tive word in their minds,” Snider says,
addressing the sensitivity of the subject.
But what business owners—and that
means you!—must recognize is that the
real mission of an exit strategy is to realize
the value of your hard work and time, says
Frank Fantozzi, president, Planned Financial Services.
“Everyone looks at an exit strategy as
something way out in the future, and
they think, ‘I’m not planning on going
anywhere,’” Fantozzi says. “I try to counsel
my clients, ‘Listen, it’s about realizing your
value. Your business might be worth $1
million, but if you’ve done nothing [to
protect your investment], you could lose
that $1 million in a blink. How does that
make you feel?’”
Exit planning is all about addressing risk
and creating a strategy for ensuring that
the value you worked tirelessly to create in
your business can be preserved and enjoyed
by you, your family and other stakehold-
ers. And that business value could be all
you’ve got. Snider says typically owners
have 80 to 90 percent of their wealth tied
up in the business. Your business, in a way,

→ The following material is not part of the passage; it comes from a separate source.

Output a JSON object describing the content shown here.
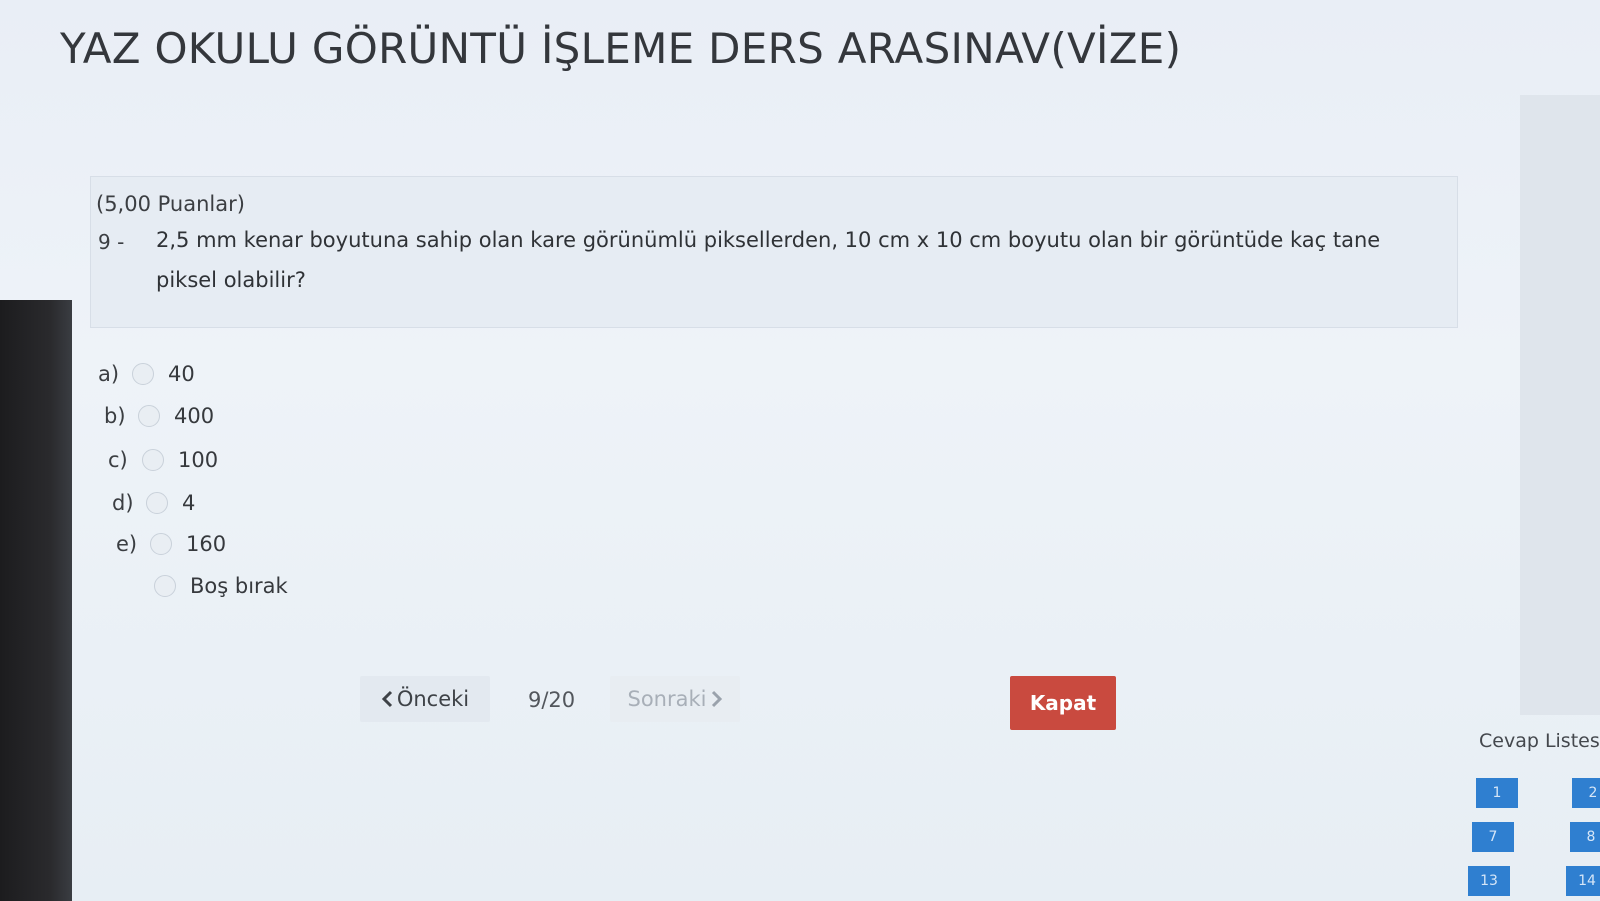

is your 401(k). “Imagine if you worked for
30 years saving up money in that 401(k)
and then couldn’t access the money when
the time came to [exit],” he says.
How are you protecting your most
valuable asset? Regardless of whether you
started the business this year or a relative
founded the company generations ago, it’s
never too soon to begin thinking about
what’s next after you leave the business,
willingly or otherwise.
“The sooner you plan and protect your
business and family, the better,” says Kay
Au Werter, a financial adviser with Edward
Jones. “Planning today helps protect you
from the unexpected occurrences that can
happen in the future.”
Build an Exit Team
You can’t do this alone. An exit plan involves a multidisciplinary team who works
together to help you create a plan that will
address personal, business, legal, financial,
tax and estate issues associated with exiting
the business. And remember, exit doesn’t
necessarily mean retire. So assemble this
team as soon as possible and begin engaging its members so you can work together
on this process, Snider says.
At the very least, your team should
include an exit planner, a financial adviser
who can address estate planning, a tax
attorney, an accountant and an insurance
“This team will provide you with advice
and work better with you to get your plans
in order,” says Snider, noting that it is often
beneficial to form a family business council
with the help of an exit planner who can
serve as an unbiased, third-party facilitator.
No single professional has the expertise
to address every aspect of the exit plan (see
Six Solid Pieces to Your Plan on page 16).
By drafting a team to help you with this
process, you’ll better ensure that you do
not leave money on the table come time
to exit the business. Plus, you need outside
perspective because as an owner, you live
and breathe the business.
And while you’re in the team-building
process, be sure to set aside adequate time
to work through an exit plan. Snider says
on average, the process from valuation to
Ways to Exit
Essentially, there are four
ways to exit a business.
Transfer ownership to family.
Sell the business to an
employee or manager.
Sell the business to an outsider.
Liquidate the business
(usually a last resort).
Source: Aspire Management
completely “getting out” of the business
can take seven years. “Selling a business
can take up to a year, or longer, and if you
want to drive value to prepare yourself per-
sonally and financially before the sale, you
can spend a couple of years doing that,”
he says. “Oftentimes in small markets, and
especially in today’s environment, owners
have to finance part of the deal [if selling
the business]. Those terms can go four or
five years. So, it could be seven years before
you are really done.”
Of course, life happens, and time isn’t
always a luxury afforded to an owner who
must exit under duress. (That’s why you
must create a contingency plan—read on.)
But Snider says you can take this exit plan-
ning process and break it down into a more
palatable time commitment. He relates
it to golf: If you play a couple of rounds
each week, give up a game per month and
dedicate that four to six hours to planning
your exit. “You’ll be amazed at how much
progress you can make,” he says, suggest-
ing that owners consider this: “Is the value
of your business and your responsibilities
to family, employees and customers worth
four to six hours a month?” Sure it is.